[Excerpts from an interface dataset]
************

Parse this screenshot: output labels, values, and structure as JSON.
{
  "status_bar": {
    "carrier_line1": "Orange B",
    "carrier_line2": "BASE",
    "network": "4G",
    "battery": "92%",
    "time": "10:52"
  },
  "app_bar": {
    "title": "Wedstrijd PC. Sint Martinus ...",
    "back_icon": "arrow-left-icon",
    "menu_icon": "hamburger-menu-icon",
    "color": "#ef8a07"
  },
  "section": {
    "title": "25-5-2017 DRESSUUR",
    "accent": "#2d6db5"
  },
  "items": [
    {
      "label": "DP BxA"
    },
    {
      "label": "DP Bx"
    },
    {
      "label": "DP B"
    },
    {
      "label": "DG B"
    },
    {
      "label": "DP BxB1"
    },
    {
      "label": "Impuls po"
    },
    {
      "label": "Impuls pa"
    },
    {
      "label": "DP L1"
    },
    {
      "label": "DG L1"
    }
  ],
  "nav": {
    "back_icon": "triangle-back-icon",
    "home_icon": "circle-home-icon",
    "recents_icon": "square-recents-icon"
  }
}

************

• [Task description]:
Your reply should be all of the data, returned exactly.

• [Result of this exercise]:
Parse this screenshot: output labels, values, and structure as JSON.
{
  "status_bar": {
    "carrier_line1": "Orange B",
    "carrier_line2": "BASE",
    "network": "4G",
    "battery": "92%",
    "time": "10:52"
  },
  "app_bar": {
    "title": "Wedstrijd PC. Sint Martinus ...",
    "back_icon": "arrow-left-icon",
    "menu_icon": "hamburger-menu-icon",
    "color": "#ef8a07"
  },
  "section": {
    "title": "25-5-2017 DRESSUUR",
    "accent": "#2d6db5"
  },
  "items": [
    {
      "label": "DP BxA"
    },
    {
      "label": "DP Bx"
    },
    {
      "label": "DP B"
    },
    {
      "label": "DG B"
    },
    {
      "label": "DP BxB1"
    },
    {
      "label": "Impuls po"
    },
    {
      "label": "Impuls pa"
    },
    {
      "label": "DP L1"
    },
    {
      "label": "DG L1"
    }
  ],
  "nav": {
    "back_icon": "triangle-back-icon",
    "home_icon": "circle-home-icon",
    "recents_icon": "square-recents-icon"
  }
}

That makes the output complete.